■ EXERCISE GOAL ■
Please return every line of the material verbatim and skip any images.

--- DATA TO PROCESS Enclosed Below ---

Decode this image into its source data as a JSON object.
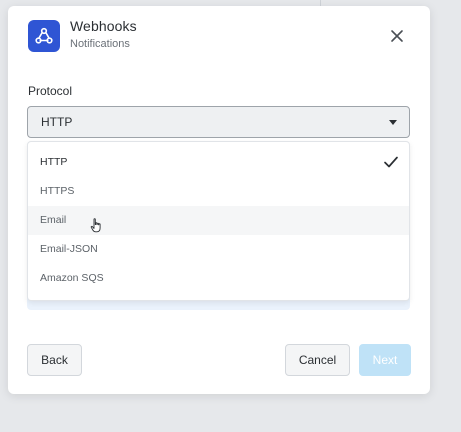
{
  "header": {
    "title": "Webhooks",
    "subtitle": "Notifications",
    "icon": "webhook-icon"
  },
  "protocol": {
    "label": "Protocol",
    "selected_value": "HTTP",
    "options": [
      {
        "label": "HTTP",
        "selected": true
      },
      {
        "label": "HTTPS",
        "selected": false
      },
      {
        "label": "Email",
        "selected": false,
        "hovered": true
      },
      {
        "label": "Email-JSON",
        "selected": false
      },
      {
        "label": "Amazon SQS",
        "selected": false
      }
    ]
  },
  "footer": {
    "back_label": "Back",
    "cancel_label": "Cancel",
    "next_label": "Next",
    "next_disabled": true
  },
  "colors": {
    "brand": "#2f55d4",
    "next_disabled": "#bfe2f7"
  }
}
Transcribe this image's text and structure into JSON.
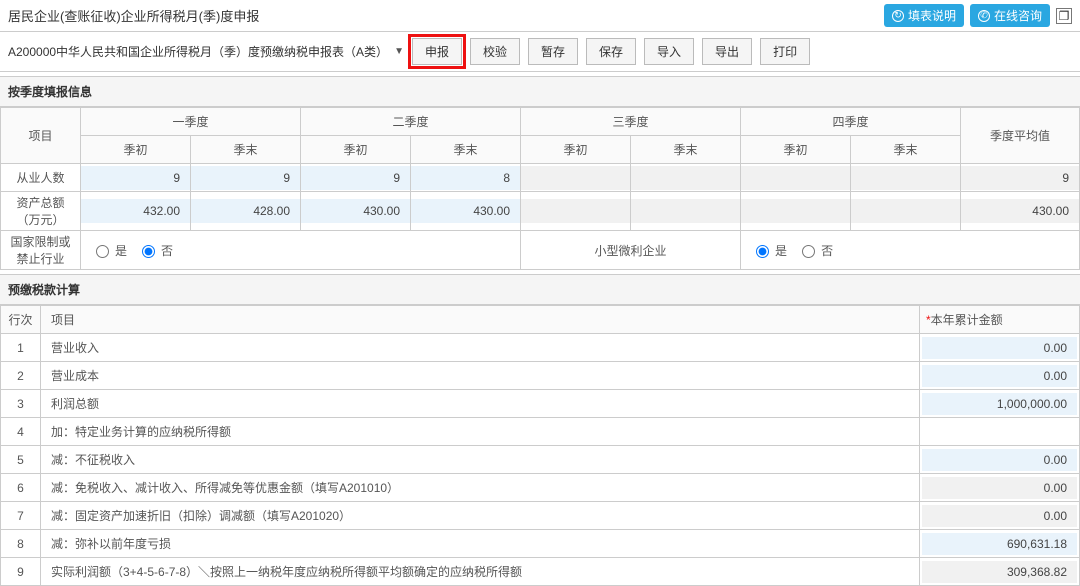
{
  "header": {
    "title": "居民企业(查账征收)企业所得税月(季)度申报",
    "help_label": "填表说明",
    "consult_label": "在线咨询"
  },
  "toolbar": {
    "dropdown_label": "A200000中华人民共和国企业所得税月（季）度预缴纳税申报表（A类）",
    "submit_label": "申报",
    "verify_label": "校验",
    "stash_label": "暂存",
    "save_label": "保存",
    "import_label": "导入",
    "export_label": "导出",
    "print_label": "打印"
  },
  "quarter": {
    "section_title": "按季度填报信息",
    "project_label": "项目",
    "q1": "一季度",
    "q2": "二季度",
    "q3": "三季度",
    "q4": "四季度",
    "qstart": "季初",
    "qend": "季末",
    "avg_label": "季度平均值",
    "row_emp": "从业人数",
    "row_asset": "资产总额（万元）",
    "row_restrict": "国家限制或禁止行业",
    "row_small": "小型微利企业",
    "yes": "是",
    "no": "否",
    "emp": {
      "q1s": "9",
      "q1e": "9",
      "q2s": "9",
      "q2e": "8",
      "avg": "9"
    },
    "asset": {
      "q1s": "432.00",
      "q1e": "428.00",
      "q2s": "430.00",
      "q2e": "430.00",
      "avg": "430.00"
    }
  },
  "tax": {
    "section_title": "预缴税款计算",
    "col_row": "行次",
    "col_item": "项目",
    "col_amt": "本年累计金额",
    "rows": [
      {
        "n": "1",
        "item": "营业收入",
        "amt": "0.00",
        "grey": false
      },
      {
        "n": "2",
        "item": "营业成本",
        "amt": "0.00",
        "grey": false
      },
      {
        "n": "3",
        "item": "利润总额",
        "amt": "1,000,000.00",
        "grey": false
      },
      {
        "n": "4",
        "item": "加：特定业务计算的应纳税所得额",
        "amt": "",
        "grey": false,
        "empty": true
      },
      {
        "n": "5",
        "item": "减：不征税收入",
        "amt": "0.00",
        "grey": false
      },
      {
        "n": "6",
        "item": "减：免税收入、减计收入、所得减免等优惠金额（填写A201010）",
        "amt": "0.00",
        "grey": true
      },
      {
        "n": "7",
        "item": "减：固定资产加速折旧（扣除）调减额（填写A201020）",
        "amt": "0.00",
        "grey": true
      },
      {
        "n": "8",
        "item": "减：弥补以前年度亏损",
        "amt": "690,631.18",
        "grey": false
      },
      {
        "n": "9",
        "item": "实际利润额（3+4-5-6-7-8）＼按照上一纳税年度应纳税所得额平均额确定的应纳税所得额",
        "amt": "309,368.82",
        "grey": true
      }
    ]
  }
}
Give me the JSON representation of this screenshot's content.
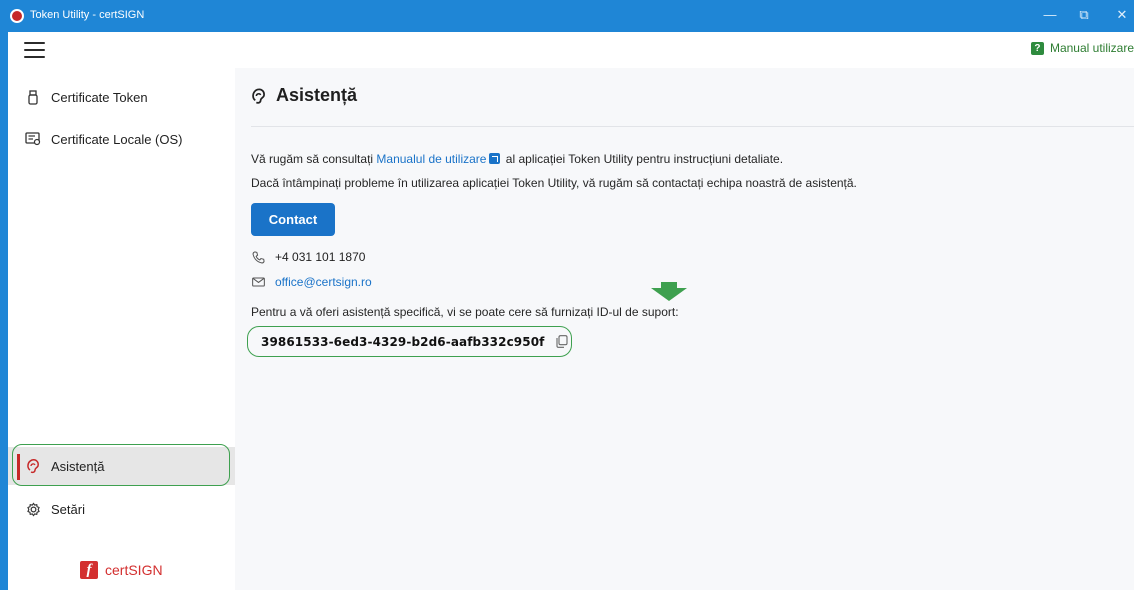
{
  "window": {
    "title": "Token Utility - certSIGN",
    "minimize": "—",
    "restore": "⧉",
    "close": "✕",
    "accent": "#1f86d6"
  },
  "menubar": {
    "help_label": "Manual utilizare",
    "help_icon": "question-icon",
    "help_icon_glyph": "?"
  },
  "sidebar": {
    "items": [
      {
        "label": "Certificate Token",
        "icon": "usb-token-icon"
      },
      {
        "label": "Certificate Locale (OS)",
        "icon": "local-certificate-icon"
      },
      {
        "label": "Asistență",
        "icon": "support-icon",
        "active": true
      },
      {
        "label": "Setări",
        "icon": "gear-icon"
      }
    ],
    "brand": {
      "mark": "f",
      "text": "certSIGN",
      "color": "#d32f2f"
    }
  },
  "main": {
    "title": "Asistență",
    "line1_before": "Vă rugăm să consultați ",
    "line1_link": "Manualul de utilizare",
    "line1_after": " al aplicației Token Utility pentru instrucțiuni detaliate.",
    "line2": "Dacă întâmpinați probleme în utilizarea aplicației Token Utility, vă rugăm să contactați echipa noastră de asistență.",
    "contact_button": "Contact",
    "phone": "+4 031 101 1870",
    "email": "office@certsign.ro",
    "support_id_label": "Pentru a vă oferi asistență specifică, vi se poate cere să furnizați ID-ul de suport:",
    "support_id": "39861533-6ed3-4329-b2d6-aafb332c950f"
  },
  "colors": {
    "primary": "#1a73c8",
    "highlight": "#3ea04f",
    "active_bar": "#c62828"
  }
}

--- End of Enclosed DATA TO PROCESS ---

■ ANSWER SECTION ■
Decode this image into its source data as a JSON object.
{
  "header": {
    "title": "Webhooks",
    "subtitle": "Notifications",
    "icon": "webhook-icon"
  },
  "protocol": {
    "label": "Protocol",
    "selected_value": "HTTP",
    "options": [
      {
        "label": "HTTP",
        "selected": true
      },
      {
        "label": "HTTPS",
        "selected": false
      },
      {
        "label": "Email",
        "selected": false,
        "hovered": true
      },
      {
        "label": "Email-JSON",
        "selected": false
      },
      {
        "label": "Amazon SQS",
        "selected": false
      }
    ]
  },
  "footer": {
    "back_label": "Back",
    "cancel_label": "Cancel",
    "next_label": "Next",
    "next_disabled": true
  },
  "colors": {
    "brand": "#2f55d4",
    "next_disabled": "#bfe2f7"
  }
}
Transcribe this image's text and structure into JSON.
{
  "header": {
    "title": "居民企业(查账征收)企业所得税月(季)度申报",
    "help_label": "填表说明",
    "consult_label": "在线咨询"
  },
  "toolbar": {
    "dropdown_label": "A200000中华人民共和国企业所得税月（季）度预缴纳税申报表（A类）",
    "submit_label": "申报",
    "verify_label": "校验",
    "stash_label": "暂存",
    "save_label": "保存",
    "import_label": "导入",
    "export_label": "导出",
    "print_label": "打印"
  },
  "quarter": {
    "section_title": "按季度填报信息",
    "project_label": "项目",
    "q1": "一季度",
    "q2": "二季度",
    "q3": "三季度",
    "q4": "四季度",
    "qstart": "季初",
    "qend": "季末",
    "avg_label": "季度平均值",
    "row_emp": "从业人数",
    "row_asset": "资产总额（万元）",
    "row_restrict": "国家限制或禁止行业",
    "row_small": "小型微利企业",
    "yes": "是",
    "no": "否",
    "emp": {
      "q1s": "9",
      "q1e": "9",
      "q2s": "9",
      "q2e": "8",
      "avg": "9"
    },
    "asset": {
      "q1s": "432.00",
      "q1e": "428.00",
      "q2s": "430.00",
      "q2e": "430.00",
      "avg": "430.00"
    }
  },
  "tax": {
    "section_title": "预缴税款计算",
    "col_row": "行次",
    "col_item": "项目",
    "col_amt": "本年累计金额",
    "rows": [
      {
        "n": "1",
        "item": "营业收入",
        "amt": "0.00",
        "grey": false
      },
      {
        "n": "2",
        "item": "营业成本",
        "amt": "0.00",
        "grey": false
      },
      {
        "n": "3",
        "item": "利润总额",
        "amt": "1,000,000.00",
        "grey": false
      },
      {
        "n": "4",
        "item": "加：特定业务计算的应纳税所得额",
        "amt": "",
        "grey": false,
        "empty": true
      },
      {
        "n": "5",
        "item": "减：不征税收入",
        "amt": "0.00",
        "grey": false
      },
      {
        "n": "6",
        "item": "减：免税收入、减计收入、所得减免等优惠金额（填写A201010）",
        "amt": "0.00",
        "grey": true
      },
      {
        "n": "7",
        "item": "减：固定资产加速折旧（扣除）调减额（填写A201020）",
        "amt": "0.00",
        "grey": true
      },
      {
        "n": "8",
        "item": "减：弥补以前年度亏损",
        "amt": "690,631.18",
        "grey": false
      },
      {
        "n": "9",
        "item": "实际利润额（3+4-5-6-7-8）＼按照上一纳税年度应纳税所得额平均额确定的应纳税所得额",
        "amt": "309,368.82",
        "grey": true
      }
    ]
  }
}
Give me the JSON representation of this screenshot's content.
{
  "window": {
    "title": "Token Utility - certSIGN",
    "minimize": "—",
    "restore": "⧉",
    "close": "✕",
    "accent": "#1f86d6"
  },
  "menubar": {
    "help_label": "Manual utilizare",
    "help_icon": "question-icon",
    "help_icon_glyph": "?"
  },
  "sidebar": {
    "items": [
      {
        "label": "Certificate Token",
        "icon": "usb-token-icon"
      },
      {
        "label": "Certificate Locale (OS)",
        "icon": "local-certificate-icon"
      },
      {
        "label": "Asistență",
        "icon": "support-icon",
        "active": true
      },
      {
        "label": "Setări",
        "icon": "gear-icon"
      }
    ],
    "brand": {
      "mark": "f",
      "text": "certSIGN",
      "color": "#d32f2f"
    }
  },
  "main": {
    "title": "Asistență",
    "line1_before": "Vă rugăm să consultați ",
    "line1_link": "Manualul de utilizare",
    "line1_after": " al aplicației Token Utility pentru instrucțiuni detaliate.",
    "line2": "Dacă întâmpinați probleme în utilizarea aplicației Token Utility, vă rugăm să contactați echipa noastră de asistență.",
    "contact_button": "Contact",
    "phone": "+4 031 101 1870",
    "email": "office@certsign.ro",
    "support_id_label": "Pentru a vă oferi asistență specifică, vi se poate cere să furnizați ID-ul de suport:",
    "support_id": "39861533-6ed3-4329-b2d6-aafb332c950f"
  },
  "colors": {
    "primary": "#1a73c8",
    "highlight": "#3ea04f",
    "active_bar": "#c62828"
  }
}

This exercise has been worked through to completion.